reveal your preferences
nontransitive preferences
probably has an R^2 of .75
expenditure
maximize utility
optimize
incomplete information
imperfect information
That's all I can think of for now. I wonder if somebody will find a way to respond to me while using the term "duality approach."

hilarious

Olm
03-08-2008, 02:34 AM
I'm just wondering, do you guys really talk this way? I'm referring to how he used the term "value added." The next poster uses "signal." I've never heard the word "signal" used more than once as a verb by any person outside of Game Theory class and this forum. Do you guys really use "nontransitive preferences" in everyday conversation, too? I'm just going to go ahead and give you a list of ridiculous econ terms I've seen used here as normal:
value added
signal
reveal your preferences
nontransitive preferences
probably has an R^2 of .75
expenditure
maximize utility
optimize
incomplete information
imperfect information
That's all I can think of for now. I wonder if somebody will find a way to respond to me while using the term "duality approach."

Actually, where I went to school for my MA, we either used these terms jokingly ("going out with that girl would maximize my utility!") and sometimes seriously ("a good grade in this class is a strong signal to your competence on the job market"). If you decide to tredge down the path of the econ geek (i.e. the PhD), you had better get ready to make regular use of these words in your vocabulary!

Karina 07
03-08-2008, 04:19 AM
There's the old chestnut of "an economist is someone who invents a fancy word to describe things everyone already knows." There's also the "they like to make them extra-fancy sometimes because of their inferiority complex regarding physicists." But I digress....

AspiringEconomist
03-08-2008, 04:22 AM
You can't digress in this thread. It's pretty much impossible.

doubtful
03-08-2008, 04:25 AM
someone should make the synthesis of the most relevant 10-5 questions so that when tat. comes back, he/she can answer in a more efficient way.

Tatonnement
03-10-2008, 06:51 PM
Here's one -- suppose you're deciding on a primary dissertation advisor. One is an-and-coming associate prof. who has built a pretty good name for herself and has been building some good connections and is just entering the prime of her career. The other is an established prof. who did great things 10 years ago, but hasn't produced a whole lot of quality research lately or maybe has been playing with policy work, but is still very well connected. All else equal, which one is going to help get you the better job??
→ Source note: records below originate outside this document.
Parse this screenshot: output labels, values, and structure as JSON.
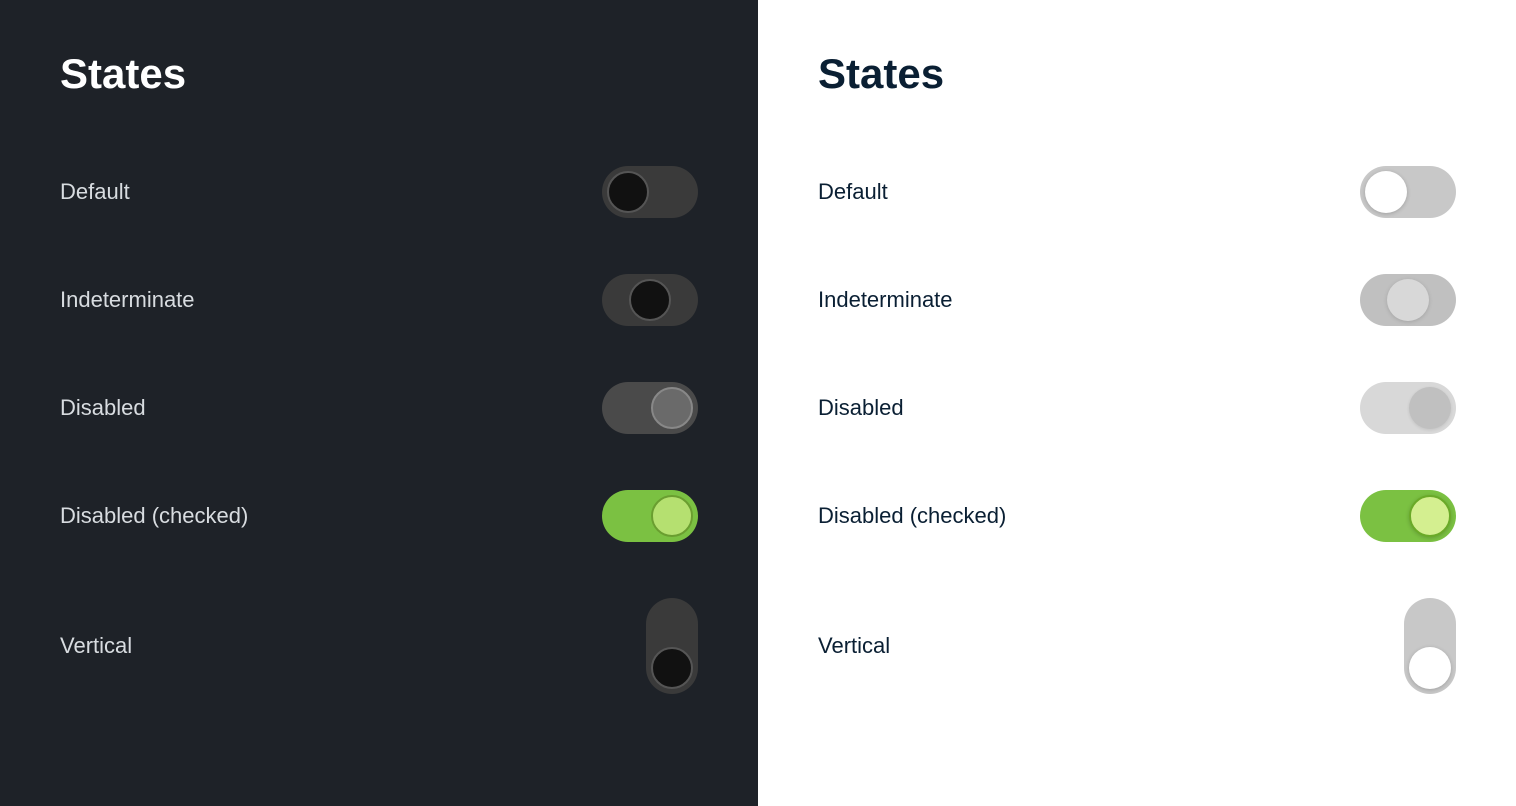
{
  "dark_panel": {
    "title": "States",
    "rows": [
      {
        "id": "default",
        "label": "Default"
      },
      {
        "id": "indeterminate",
        "label": "Indeterminate"
      },
      {
        "id": "disabled",
        "label": "Disabled"
      },
      {
        "id": "disabled-checked",
        "label": "Disabled (checked)"
      },
      {
        "id": "vertical",
        "label": "Vertical"
      }
    ]
  },
  "light_panel": {
    "title": "States",
    "rows": [
      {
        "id": "default",
        "label": "Default"
      },
      {
        "id": "indeterminate",
        "label": "Indeterminate"
      },
      {
        "id": "disabled",
        "label": "Disabled"
      },
      {
        "id": "disabled-checked",
        "label": "Disabled (checked)"
      },
      {
        "id": "vertical",
        "label": "Vertical"
      }
    ]
  }
}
Tough tradeoff, but in terms of helping you get a job the older professor is likely better. This is especially the case if he/she has a track record of placing students well in the past, and so could potentially compare you to others in that league. Although there are exceptions, the students of the old guys often continue to do well, at least in the interview stage (which is really the prime input of the advisor in the job market). If Famous Professor X calls schools and says, "My student is great" that will tend to translate into a lot of interviews.

BUT...the younger professor may be better at advising your research given that she's better hooked into what's going on now. So you may do better work with her, which ultimately is what the market is trying to evaluate.

One strategy is to have co-advisors if that's possible (I've seen it...), or at the least get them both on your committee.

Tatonnement
03-10-2008, 06:54 PM
I have question also, does the school assign advisers to students? When will they do that?

For your dissertation, it's up to you to find somebody. Some schools do have assigned advisors prior to that stage, but these are less important. Typically by some point in your 3rd year (preferably sooner, say end of your 2nd year) you should approach a faculty member to discuss research ideas and see if they'd be willing to advise you.

Tatonnement
03-10-2008, 06:59 PM
Tatonnement,
What is your honest opinion of Cornell's graduate program?

Cornell is a decent program, about which frankly I don't know too much. I've heard grumblings that the department has had some problems, but don't know particulars. They have been reasonably good in theory (Blume & Easley), but Blume has been on leave and may be looking to move. Macro there has been very weak for some time as well. Their strengths have been more in applied fields, especially labor.